# [Work required]
Copy out each line of the data that includes the string "Display".

(Beginning of Source material)

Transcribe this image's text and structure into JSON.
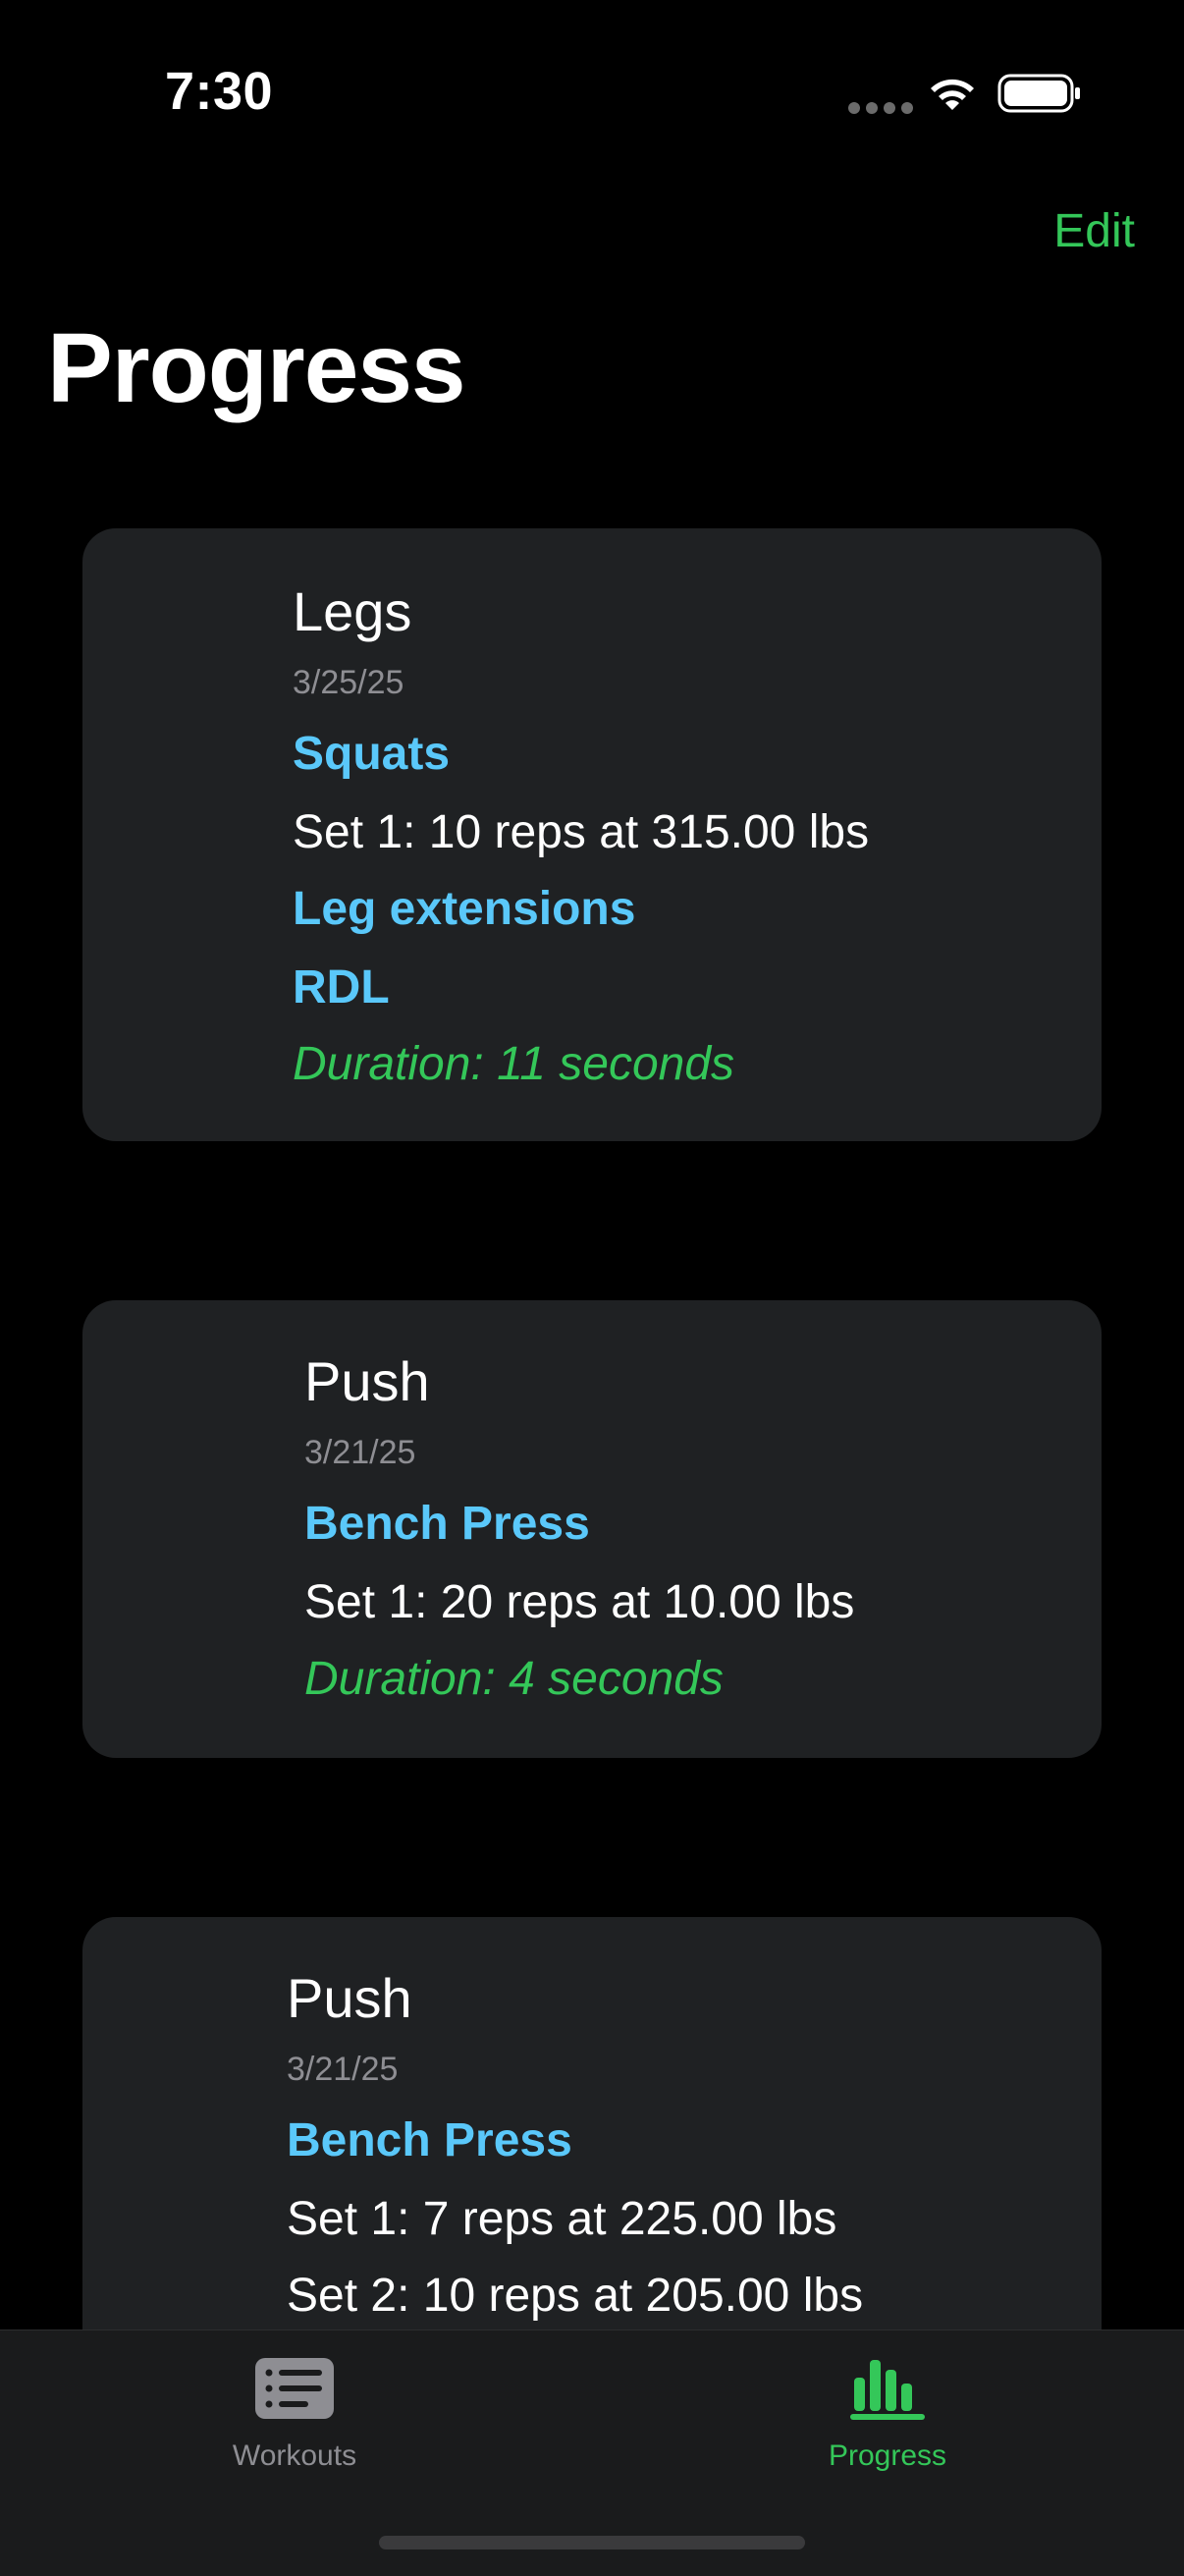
{
  "status_bar": {
    "time": "7:30",
    "icons": [
      "signal-icon",
      "wifi-icon",
      "battery-icon"
    ]
  },
  "nav": {
    "edit_label": "Edit",
    "title": "Progress"
  },
  "workouts": [
    {
      "name": "Legs",
      "date": "3/25/25",
      "exercises": [
        {
          "name": "Squats",
          "sets": [
            "Set 1: 10 reps at 315.00 lbs"
          ]
        },
        {
          "name": "Leg extensions",
          "sets": []
        },
        {
          "name": "RDL",
          "sets": []
        }
      ],
      "duration": "Duration: 11 seconds"
    },
    {
      "name": "Push",
      "date": "3/21/25",
      "exercises": [
        {
          "name": "Bench Press",
          "sets": [
            "Set 1: 20 reps at 10.00 lbs"
          ]
        }
      ],
      "duration": "Duration: 4 seconds"
    },
    {
      "name": "Push",
      "date": "3/21/25",
      "exercises": [
        {
          "name": "Bench Press",
          "sets": [
            "Set 1: 7 reps at 225.00 lbs",
            "Set 2: 10 reps at 205.00 lbs"
          ]
        }
      ],
      "duration": ""
    }
  ],
  "tab_bar": {
    "tabs": [
      {
        "label": "Workouts",
        "icon": "list-icon",
        "selected": false
      },
      {
        "label": "Progress",
        "icon": "chart-bar-icon",
        "selected": true
      }
    ]
  },
  "colors": {
    "accent": "#34c759",
    "exercise": "#5ac8fa",
    "card_bg": "#1f2123",
    "secondary_text": "#8e8e93"
  }
}
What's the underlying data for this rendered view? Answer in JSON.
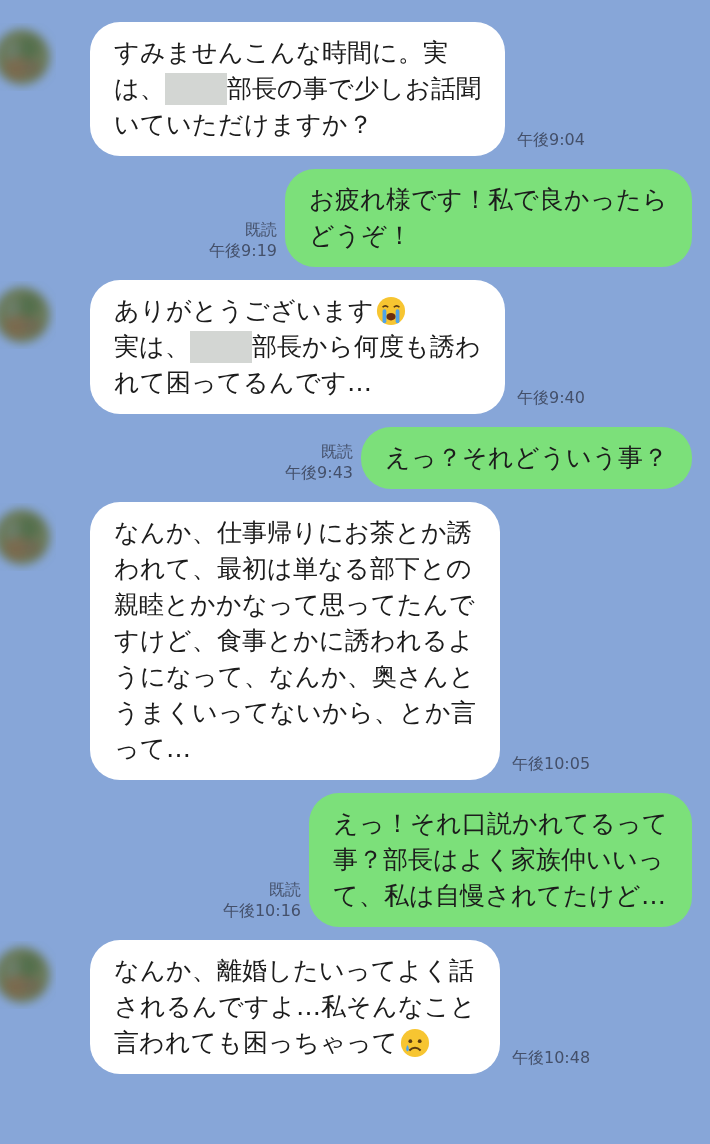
{
  "messages": [
    {
      "kind": "received",
      "time": "午後9:04",
      "lines": [
        [
          {
            "kind": "text",
            "text": "すみませんこんな時間に。実"
          }
        ],
        [
          {
            "kind": "text",
            "text": "は、"
          },
          {
            "kind": "redacted"
          },
          {
            "kind": "text",
            "text": "部長の事で少しお話聞"
          }
        ],
        [
          {
            "kind": "text",
            "text": "いていただけますか？"
          }
        ]
      ]
    },
    {
      "kind": "sent",
      "read": "既読",
      "time": "午後9:19",
      "lines": [
        [
          {
            "kind": "text",
            "text": "お疲れ様です！私で良かったら"
          }
        ],
        [
          {
            "kind": "text",
            "text": "どうぞ！"
          }
        ]
      ]
    },
    {
      "kind": "received",
      "time": "午後9:40",
      "lines": [
        [
          {
            "kind": "text",
            "text": "ありがとうございます"
          },
          {
            "kind": "sob"
          }
        ],
        [
          {
            "kind": "text",
            "text": "実は、"
          },
          {
            "kind": "redacted"
          },
          {
            "kind": "text",
            "text": "部長から何度も誘わ"
          }
        ],
        [
          {
            "kind": "text",
            "text": "れて困ってるんです…"
          }
        ]
      ]
    },
    {
      "kind": "sent",
      "read": "既読",
      "time": "午後9:43",
      "lines": [
        [
          {
            "kind": "text",
            "text": "えっ？それどういう事？"
          }
        ]
      ]
    },
    {
      "kind": "received",
      "time": "午後10:05",
      "lines": [
        [
          {
            "kind": "text",
            "text": "なんか、仕事帰りにお茶とか誘"
          }
        ],
        [
          {
            "kind": "text",
            "text": "われて、最初は単なる部下との"
          }
        ],
        [
          {
            "kind": "text",
            "text": "親睦とかかなって思ってたんで"
          }
        ],
        [
          {
            "kind": "text",
            "text": "すけど、食事とかに誘われるよ"
          }
        ],
        [
          {
            "kind": "text",
            "text": "うになって、なんか、奥さんと"
          }
        ],
        [
          {
            "kind": "text",
            "text": "うまくいってないから、とか言"
          }
        ],
        [
          {
            "kind": "text",
            "text": "って…"
          }
        ]
      ]
    },
    {
      "kind": "sent",
      "read": "既読",
      "time": "午後10:16",
      "lines": [
        [
          {
            "kind": "text",
            "text": "えっ！それ口説かれてるって"
          }
        ],
        [
          {
            "kind": "text",
            "text": "事？部長はよく家族仲いいっ"
          }
        ],
        [
          {
            "kind": "text",
            "text": "て、私は自慢されてたけど…"
          }
        ]
      ]
    },
    {
      "kind": "received",
      "time": "午後10:48",
      "lines": [
        [
          {
            "kind": "text",
            "text": "なんか、離婚したいってよく話"
          }
        ],
        [
          {
            "kind": "text",
            "text": "されるんですよ…私そんなこと"
          }
        ],
        [
          {
            "kind": "text",
            "text": "言われても困っちゃって"
          },
          {
            "kind": "tear"
          }
        ]
      ]
    }
  ]
}
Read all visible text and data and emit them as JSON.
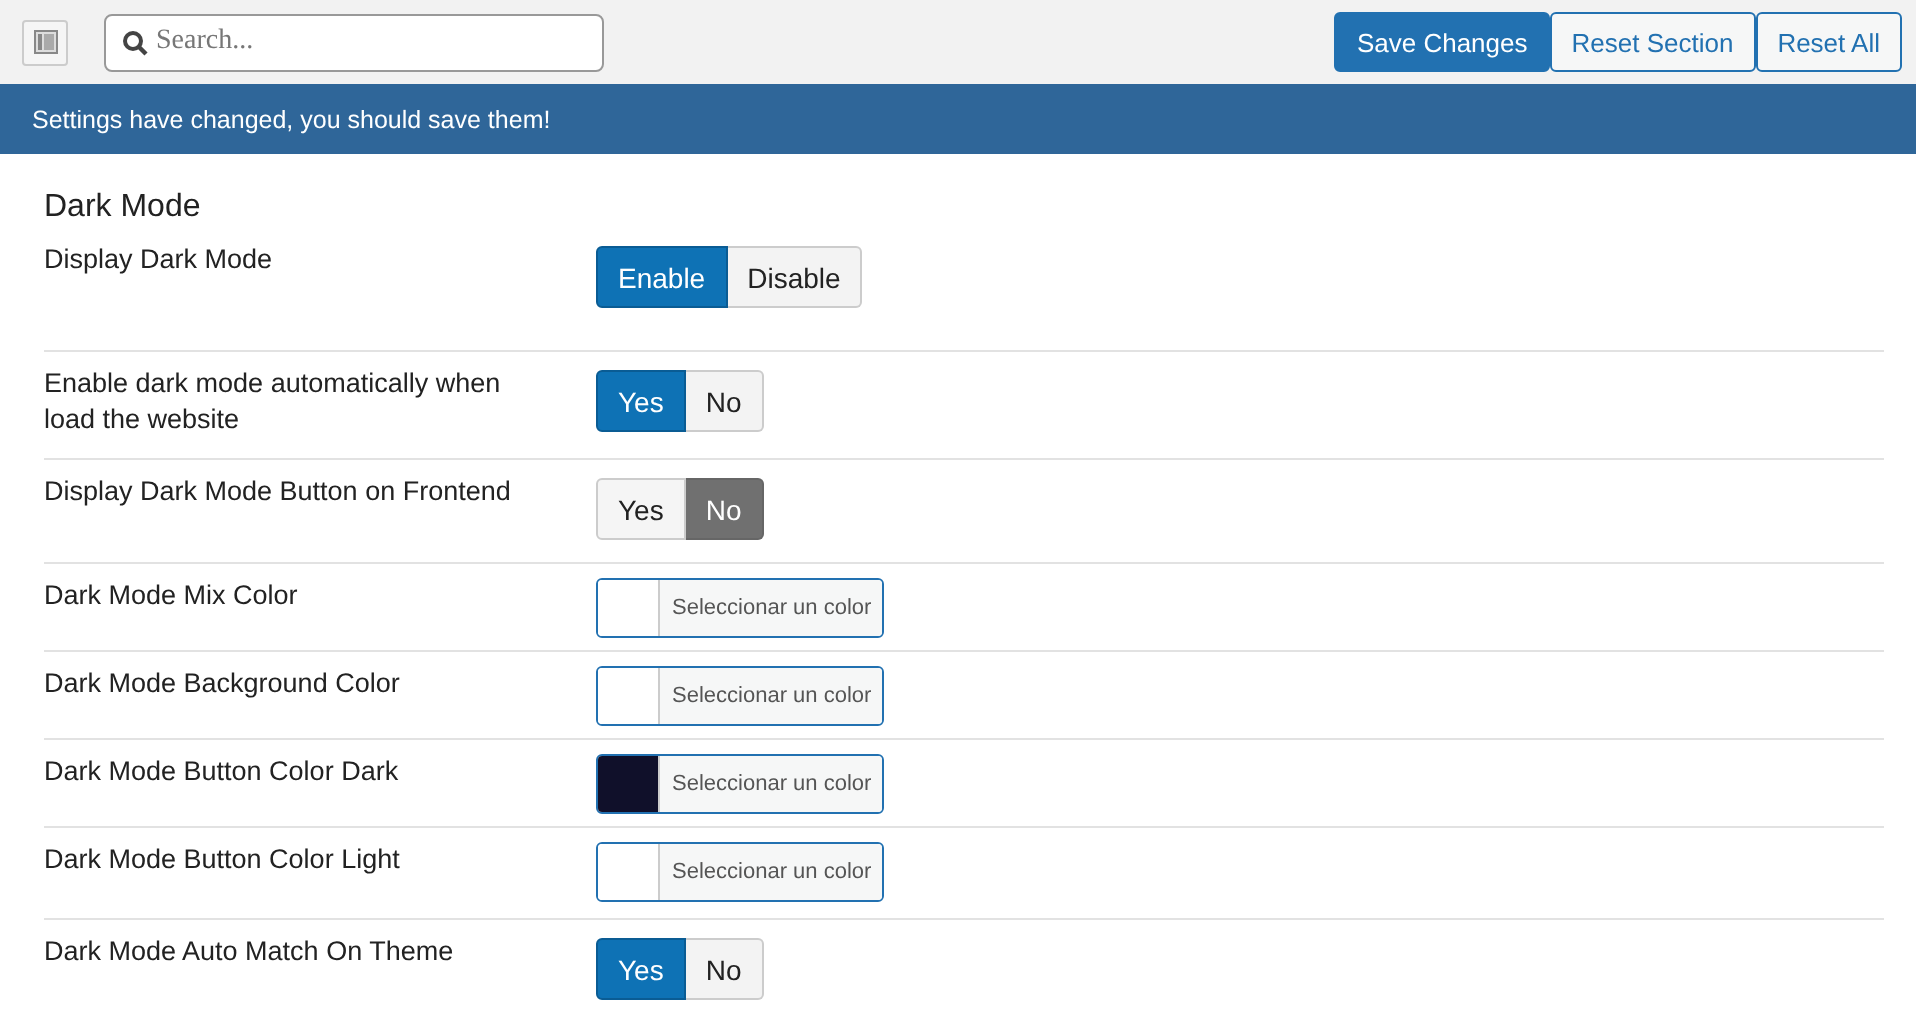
{
  "toolbar": {
    "search": {
      "placeholder": "Search..."
    },
    "buttons": [
      {
        "label": "Save Changes",
        "kind": "primary"
      },
      {
        "label": "Reset Section",
        "kind": "secondary"
      },
      {
        "label": "Reset All",
        "kind": "secondary"
      }
    ]
  },
  "notice": "Settings have changed, you should save them!",
  "section": {
    "title": "Dark Mode",
    "settings": [
      {
        "kind": "toggle",
        "label": "Display Dark Mode",
        "options": [
          {
            "label": "Enable",
            "kind": "positive",
            "selected": true
          },
          {
            "label": "Disable",
            "kind": "negative",
            "selected": false
          }
        ]
      },
      {
        "kind": "toggle",
        "label": "Enable dark mode automatically when load the website",
        "options": [
          {
            "label": "Yes",
            "kind": "positive",
            "selected": true
          },
          {
            "label": "No",
            "kind": "negative",
            "selected": false
          }
        ]
      },
      {
        "kind": "toggle",
        "label": "Display Dark Mode Button on Frontend",
        "options": [
          {
            "label": "Yes",
            "kind": "positive",
            "selected": false
          },
          {
            "label": "No",
            "kind": "negative",
            "selected": true
          }
        ]
      },
      {
        "kind": "color",
        "label": "Dark Mode Mix Color",
        "color": "#ffffff",
        "button_label": "Seleccionar un color"
      },
      {
        "kind": "color",
        "label": "Dark Mode Background Color",
        "color": "#ffffff",
        "button_label": "Seleccionar un color"
      },
      {
        "kind": "color",
        "label": "Dark Mode Button Color Dark",
        "color": "#10102a",
        "button_label": "Seleccionar un color"
      },
      {
        "kind": "color",
        "label": "Dark Mode Button Color Light",
        "color": "#ffffff",
        "button_label": "Seleccionar un color"
      },
      {
        "kind": "toggle",
        "label": "Dark Mode Auto Match On Theme",
        "options": [
          {
            "label": "Yes",
            "kind": "positive",
            "selected": true
          },
          {
            "label": "No",
            "kind": "negative",
            "selected": false
          }
        ]
      }
    ]
  }
}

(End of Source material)

# [Completed task]
        "label": "Display Dark Mode",
        "label": "Display Dark Mode Button on Frontend",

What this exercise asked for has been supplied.